Sure, North Dakota produces some things that the other parts of the nation need--as do many other parts of the world, all items we can--and do--screw a spigot into the side of your state and drain off without too much expense or trouble to ourselves--wheat, oil, electricity, coal, your children. Cut us off, and we'll just buy wheat from Canada or New Zealand. Coal? It's everywhere. Talented kids? "Hello, Bangalore!" they're everywhere. So tell me again, why do US taxpayers pay so many people to live in North Dakota at all? Isn't the nation paying too much for what North Dakota provides? Will North Dakota ever pull it's own weight in the federal tax system? History is not on your side.

The relentless march of progress is also against your state, sir. I have read that, with modern GPS navigation and computer technology, a couple of teenagers on a combine can now harvest five thousand acres of wheat! Imagine that. But in the future I foresee a fleet of computer-controlled combines monitored from consoles in Bangalore, India, likely doing the same work via satellite control for pennies an acre. On-site manpower will only be needed in North Dakota for fueling, maintaining and highway transportation of the Chinese-made equipment from field to field, work undoubtedly supplied by itinerant drivers in the US on work visas from south of the border. We could probably robotize the over-the-road transport too, if you'd get your pickups out of the way. In the future, what need will the nation have of a sizable permanent population in North Dakota? A capital of North Dakota at all?

Same goes for your oil and other extractive industries. A few hundred roughnecks a year will pass through your oil patch instead of trekking to Canada or Alaska, sinking pipe and setting up the computer controlled pumping stations to get the product to the places where the nation's work is done. Don't need many people to watch the dials as that black gold flows toward the coast. But isn't that the inevitable end result of the relentless march of progress and most likely future North Dakotans are raising and educating their children to return to? Is that really what you want for your children? Even in this newspaper there is evidence of your state's decline as well-paying, high tech jobs are--apparently--not enough to lure talented, educated and thinking people to the frozen back of beyond, since those jobs go begging week after week. Yet you Northern Dakotans cling like the South to your own Lost Cause.

So what is the upshot?

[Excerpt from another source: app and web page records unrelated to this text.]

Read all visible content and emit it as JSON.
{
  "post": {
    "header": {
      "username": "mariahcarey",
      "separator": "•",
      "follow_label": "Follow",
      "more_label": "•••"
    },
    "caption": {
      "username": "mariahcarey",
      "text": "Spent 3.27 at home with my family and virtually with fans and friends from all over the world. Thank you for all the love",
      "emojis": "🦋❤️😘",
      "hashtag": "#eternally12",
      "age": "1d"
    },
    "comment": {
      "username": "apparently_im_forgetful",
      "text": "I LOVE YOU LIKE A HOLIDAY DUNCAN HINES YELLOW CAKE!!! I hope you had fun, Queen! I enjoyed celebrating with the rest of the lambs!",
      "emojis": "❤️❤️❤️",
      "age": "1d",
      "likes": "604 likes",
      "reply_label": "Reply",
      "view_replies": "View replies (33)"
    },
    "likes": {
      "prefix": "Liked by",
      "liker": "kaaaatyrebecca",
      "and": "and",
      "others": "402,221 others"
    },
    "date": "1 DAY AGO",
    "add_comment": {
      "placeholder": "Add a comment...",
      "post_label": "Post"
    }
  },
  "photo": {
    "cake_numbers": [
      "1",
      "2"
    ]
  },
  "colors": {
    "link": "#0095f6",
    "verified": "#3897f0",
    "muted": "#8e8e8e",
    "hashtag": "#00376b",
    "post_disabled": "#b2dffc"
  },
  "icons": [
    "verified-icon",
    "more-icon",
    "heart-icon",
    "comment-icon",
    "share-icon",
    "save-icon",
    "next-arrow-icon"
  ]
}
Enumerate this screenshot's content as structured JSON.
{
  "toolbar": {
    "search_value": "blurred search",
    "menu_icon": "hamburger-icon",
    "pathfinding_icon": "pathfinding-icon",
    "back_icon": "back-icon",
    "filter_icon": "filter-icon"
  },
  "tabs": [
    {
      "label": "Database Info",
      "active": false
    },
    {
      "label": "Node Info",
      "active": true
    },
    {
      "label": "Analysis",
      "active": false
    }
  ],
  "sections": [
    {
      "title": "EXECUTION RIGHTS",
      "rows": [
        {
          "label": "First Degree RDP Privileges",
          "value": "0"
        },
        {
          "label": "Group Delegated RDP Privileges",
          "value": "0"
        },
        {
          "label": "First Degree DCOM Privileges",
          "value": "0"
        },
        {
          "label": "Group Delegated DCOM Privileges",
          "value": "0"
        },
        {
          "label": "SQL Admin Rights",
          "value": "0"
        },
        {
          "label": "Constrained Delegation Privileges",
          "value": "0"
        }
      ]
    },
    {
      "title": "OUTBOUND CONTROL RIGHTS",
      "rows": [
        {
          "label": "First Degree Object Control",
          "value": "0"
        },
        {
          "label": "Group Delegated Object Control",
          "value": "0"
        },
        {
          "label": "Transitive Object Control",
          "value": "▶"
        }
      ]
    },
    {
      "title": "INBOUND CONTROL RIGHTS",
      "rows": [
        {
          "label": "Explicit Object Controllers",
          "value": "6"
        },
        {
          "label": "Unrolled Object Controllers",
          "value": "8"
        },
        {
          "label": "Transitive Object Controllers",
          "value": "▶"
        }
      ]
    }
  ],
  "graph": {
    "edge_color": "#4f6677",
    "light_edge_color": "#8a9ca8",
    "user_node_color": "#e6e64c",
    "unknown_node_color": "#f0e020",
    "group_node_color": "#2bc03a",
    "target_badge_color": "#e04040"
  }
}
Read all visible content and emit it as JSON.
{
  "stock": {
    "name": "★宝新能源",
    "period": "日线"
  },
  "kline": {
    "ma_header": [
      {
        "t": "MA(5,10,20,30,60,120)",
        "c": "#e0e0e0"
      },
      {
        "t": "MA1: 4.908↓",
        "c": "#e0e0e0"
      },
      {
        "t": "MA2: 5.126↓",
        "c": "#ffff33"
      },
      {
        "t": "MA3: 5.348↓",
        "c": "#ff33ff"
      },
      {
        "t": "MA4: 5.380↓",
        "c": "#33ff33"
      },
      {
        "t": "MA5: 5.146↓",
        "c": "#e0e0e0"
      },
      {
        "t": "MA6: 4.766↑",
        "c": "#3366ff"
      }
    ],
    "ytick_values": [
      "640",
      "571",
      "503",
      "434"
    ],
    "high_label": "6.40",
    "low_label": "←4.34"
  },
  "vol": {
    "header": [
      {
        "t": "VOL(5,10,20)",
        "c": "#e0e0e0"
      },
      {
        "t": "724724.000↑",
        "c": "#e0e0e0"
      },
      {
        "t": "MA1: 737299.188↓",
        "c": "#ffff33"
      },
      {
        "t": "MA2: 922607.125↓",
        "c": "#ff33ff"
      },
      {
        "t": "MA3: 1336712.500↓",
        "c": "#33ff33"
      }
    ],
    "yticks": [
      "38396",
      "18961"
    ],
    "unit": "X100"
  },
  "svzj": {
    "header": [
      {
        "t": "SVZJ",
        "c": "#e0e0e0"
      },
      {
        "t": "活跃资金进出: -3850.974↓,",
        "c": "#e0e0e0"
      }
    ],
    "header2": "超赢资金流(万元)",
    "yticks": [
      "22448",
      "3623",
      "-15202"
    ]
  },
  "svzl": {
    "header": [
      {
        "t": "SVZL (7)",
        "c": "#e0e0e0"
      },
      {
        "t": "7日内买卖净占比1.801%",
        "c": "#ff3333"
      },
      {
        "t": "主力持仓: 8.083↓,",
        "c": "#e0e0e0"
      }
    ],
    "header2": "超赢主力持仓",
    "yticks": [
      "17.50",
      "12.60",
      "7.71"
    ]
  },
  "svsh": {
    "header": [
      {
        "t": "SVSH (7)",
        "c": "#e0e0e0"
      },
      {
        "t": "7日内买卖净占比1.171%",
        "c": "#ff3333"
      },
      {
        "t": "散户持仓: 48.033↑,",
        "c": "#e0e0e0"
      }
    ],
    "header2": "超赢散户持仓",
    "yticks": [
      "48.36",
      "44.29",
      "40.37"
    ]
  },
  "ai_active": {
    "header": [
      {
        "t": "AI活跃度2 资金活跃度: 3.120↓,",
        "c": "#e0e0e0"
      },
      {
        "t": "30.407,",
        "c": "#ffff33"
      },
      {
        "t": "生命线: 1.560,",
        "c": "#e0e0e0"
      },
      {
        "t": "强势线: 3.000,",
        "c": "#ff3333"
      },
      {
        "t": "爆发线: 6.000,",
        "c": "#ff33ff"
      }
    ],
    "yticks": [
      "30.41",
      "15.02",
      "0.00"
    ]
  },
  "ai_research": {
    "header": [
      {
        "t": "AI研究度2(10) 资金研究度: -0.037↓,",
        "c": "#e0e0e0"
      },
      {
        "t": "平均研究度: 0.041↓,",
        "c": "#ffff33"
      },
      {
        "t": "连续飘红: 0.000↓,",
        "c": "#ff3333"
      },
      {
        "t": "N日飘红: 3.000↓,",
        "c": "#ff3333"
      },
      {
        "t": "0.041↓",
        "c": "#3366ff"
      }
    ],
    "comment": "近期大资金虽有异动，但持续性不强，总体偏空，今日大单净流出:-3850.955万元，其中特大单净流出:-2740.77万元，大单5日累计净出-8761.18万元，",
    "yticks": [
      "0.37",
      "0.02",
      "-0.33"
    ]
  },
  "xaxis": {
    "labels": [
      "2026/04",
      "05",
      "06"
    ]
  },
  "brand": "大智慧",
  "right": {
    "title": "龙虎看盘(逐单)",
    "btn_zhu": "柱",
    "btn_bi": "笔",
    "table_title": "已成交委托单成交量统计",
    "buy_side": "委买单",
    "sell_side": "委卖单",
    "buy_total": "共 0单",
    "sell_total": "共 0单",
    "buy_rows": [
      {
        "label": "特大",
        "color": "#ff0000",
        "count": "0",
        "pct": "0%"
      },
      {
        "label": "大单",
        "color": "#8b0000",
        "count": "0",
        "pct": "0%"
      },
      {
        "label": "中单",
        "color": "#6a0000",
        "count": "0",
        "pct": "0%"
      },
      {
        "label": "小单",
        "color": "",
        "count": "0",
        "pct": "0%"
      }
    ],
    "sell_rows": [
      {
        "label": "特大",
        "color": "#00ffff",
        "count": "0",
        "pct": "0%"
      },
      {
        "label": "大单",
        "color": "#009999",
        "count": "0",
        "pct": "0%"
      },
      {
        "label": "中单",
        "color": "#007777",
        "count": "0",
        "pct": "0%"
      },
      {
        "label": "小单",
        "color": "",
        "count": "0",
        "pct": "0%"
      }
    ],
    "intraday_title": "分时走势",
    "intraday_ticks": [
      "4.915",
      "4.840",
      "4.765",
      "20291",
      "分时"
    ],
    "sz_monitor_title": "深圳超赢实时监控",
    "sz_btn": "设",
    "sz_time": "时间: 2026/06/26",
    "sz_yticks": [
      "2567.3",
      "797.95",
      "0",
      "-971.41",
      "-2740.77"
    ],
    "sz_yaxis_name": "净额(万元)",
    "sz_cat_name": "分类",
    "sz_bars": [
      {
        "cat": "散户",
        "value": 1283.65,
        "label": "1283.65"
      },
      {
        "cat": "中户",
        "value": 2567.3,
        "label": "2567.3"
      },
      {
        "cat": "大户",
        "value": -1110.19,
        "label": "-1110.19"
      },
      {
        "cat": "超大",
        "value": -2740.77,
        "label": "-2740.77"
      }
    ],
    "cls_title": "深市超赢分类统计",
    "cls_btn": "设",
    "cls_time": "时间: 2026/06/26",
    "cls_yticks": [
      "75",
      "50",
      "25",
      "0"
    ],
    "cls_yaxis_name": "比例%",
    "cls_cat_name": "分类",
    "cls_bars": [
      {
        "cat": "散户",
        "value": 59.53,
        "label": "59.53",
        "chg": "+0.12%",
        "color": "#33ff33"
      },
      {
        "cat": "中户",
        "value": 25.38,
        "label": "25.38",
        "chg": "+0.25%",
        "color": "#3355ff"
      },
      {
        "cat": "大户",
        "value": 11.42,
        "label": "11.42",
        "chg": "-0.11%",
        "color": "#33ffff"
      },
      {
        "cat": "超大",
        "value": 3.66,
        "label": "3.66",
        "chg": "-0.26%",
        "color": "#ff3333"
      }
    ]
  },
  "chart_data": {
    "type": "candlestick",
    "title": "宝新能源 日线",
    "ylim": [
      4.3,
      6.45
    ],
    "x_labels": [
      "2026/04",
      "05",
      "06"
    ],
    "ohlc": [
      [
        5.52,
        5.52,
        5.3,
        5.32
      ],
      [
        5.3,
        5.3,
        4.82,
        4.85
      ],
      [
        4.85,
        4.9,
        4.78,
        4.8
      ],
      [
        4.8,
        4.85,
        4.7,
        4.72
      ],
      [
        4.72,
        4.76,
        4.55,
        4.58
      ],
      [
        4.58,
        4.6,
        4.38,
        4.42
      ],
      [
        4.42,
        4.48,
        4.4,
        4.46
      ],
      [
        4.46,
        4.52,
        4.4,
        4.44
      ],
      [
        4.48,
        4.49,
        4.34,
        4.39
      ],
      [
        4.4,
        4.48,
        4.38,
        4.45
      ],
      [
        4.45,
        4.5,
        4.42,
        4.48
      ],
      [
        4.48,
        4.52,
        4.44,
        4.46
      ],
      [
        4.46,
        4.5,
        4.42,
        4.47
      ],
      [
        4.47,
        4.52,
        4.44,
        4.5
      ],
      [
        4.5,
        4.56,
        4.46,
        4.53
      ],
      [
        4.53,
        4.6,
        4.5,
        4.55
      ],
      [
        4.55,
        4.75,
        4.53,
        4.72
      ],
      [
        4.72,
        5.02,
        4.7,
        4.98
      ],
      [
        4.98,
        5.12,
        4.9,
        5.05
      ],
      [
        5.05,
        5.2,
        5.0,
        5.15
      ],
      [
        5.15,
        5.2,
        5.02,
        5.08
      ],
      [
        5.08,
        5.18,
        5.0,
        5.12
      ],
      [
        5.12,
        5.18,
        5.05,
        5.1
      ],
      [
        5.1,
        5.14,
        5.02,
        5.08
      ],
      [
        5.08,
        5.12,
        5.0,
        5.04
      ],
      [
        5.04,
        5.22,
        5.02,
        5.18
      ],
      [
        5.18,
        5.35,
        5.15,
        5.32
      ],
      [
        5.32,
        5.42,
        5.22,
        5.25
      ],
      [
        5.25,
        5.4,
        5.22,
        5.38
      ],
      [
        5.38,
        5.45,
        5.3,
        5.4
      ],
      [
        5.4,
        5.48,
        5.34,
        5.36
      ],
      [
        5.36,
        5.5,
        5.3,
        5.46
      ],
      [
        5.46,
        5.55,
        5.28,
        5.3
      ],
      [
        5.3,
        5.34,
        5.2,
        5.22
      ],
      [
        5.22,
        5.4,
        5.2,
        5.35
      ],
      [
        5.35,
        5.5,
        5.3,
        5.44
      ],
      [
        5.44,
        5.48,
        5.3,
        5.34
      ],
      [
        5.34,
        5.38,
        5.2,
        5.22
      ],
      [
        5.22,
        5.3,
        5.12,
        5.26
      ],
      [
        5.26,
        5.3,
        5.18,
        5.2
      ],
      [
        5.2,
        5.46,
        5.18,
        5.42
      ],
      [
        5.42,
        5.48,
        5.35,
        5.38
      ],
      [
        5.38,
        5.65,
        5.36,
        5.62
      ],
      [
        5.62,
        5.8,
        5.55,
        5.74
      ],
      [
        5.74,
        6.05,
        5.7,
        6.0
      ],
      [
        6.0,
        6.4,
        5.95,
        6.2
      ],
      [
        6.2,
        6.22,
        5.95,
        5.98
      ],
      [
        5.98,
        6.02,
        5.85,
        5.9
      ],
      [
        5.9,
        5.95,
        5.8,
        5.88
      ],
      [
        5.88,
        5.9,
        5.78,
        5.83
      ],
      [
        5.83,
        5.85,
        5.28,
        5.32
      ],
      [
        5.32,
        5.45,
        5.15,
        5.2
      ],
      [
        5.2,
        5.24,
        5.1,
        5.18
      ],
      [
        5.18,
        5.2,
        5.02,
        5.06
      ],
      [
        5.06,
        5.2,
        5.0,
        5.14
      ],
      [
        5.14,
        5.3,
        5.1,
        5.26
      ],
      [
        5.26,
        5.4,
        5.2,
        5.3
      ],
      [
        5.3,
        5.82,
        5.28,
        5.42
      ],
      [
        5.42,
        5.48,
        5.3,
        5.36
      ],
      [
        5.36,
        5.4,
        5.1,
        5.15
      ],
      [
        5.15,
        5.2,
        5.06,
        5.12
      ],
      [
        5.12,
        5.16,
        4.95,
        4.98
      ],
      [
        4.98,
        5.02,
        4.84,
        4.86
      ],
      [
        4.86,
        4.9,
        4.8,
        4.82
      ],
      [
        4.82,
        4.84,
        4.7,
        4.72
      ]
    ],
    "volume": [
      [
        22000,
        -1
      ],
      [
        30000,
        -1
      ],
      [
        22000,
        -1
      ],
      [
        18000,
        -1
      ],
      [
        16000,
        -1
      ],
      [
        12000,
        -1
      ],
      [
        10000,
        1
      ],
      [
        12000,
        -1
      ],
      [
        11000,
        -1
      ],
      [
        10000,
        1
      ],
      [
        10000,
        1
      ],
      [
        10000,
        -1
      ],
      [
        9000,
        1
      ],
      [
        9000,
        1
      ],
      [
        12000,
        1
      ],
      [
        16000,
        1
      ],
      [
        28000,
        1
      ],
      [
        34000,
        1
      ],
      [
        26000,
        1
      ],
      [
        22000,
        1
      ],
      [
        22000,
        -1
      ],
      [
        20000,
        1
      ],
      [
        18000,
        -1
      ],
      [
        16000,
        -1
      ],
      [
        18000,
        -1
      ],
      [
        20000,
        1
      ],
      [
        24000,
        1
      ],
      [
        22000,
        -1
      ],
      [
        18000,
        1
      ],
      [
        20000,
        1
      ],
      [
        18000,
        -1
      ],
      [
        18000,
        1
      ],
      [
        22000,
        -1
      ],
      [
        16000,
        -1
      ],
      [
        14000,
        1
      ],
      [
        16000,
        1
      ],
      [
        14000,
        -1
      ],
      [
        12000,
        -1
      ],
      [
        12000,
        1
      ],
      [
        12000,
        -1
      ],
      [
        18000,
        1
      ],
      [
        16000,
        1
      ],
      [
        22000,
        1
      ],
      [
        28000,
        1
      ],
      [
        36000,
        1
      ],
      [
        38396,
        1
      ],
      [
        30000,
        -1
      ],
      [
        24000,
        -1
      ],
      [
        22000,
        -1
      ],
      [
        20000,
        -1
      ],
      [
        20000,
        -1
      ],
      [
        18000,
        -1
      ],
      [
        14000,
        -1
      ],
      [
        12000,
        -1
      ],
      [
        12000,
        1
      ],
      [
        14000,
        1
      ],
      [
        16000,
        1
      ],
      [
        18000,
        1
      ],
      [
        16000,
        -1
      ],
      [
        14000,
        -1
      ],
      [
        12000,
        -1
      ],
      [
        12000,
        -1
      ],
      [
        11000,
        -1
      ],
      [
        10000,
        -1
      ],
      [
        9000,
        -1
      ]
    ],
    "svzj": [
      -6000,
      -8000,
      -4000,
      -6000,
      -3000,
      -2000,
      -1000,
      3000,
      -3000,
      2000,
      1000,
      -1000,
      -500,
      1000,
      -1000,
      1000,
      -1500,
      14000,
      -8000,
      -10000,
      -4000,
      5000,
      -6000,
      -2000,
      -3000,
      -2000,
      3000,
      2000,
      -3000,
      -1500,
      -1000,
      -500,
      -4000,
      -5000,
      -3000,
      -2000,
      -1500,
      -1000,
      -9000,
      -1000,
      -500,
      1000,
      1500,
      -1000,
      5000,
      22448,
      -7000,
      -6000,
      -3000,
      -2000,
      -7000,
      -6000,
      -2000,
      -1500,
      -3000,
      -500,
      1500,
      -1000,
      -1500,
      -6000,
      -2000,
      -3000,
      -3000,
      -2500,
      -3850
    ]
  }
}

I tend to think about North Dakota, when I think of it at all--indeed when I think of any of the plains states (all of your neighboring states are, by the way, net federal welfare states as well)--the same way I think about the National Park system. I pay a lot in taxes for those parks, but I seldom if ever visit them. Yet I don't begrudge them their keep, and I do find some comfort and pleasure in just knowing that they exist--like I enjoy knowing that the last herd of buffalo or pack of gray wolves or band of Lakotas exists--even though I'll probably never see them outside the pages of National Geographic. So it is with North Dakota and the rest of the cultural desert we call the fly-over states--they're nothing more to me than a still life of a world that maybe used to be, a tableau of the myth of the family farmer, at best a fading Polaroid reminding us how far we children of the plains have come. So, as a child of the plains, I can tell you that we're not going back and we're not coming back either.

So, good on you for choosing to live in North Dakota, for proving your mettle and stamina against the frigid elements, and for living the rugged, and isolated lives you've chosen to live. Just don't expect the rest of the nation, those of us who pay for your way of life in part or in whole, to get too wound up about your state's out-migration problems. The more who leave North Dakota and the sooner they do it, the better for the positive GDP producing parts of the nation. But in the meantime, just keep those commodities coming--both kid and wheat--and we'll help with a handout when we can.


Rick Kennerly
Virginia Beach, VA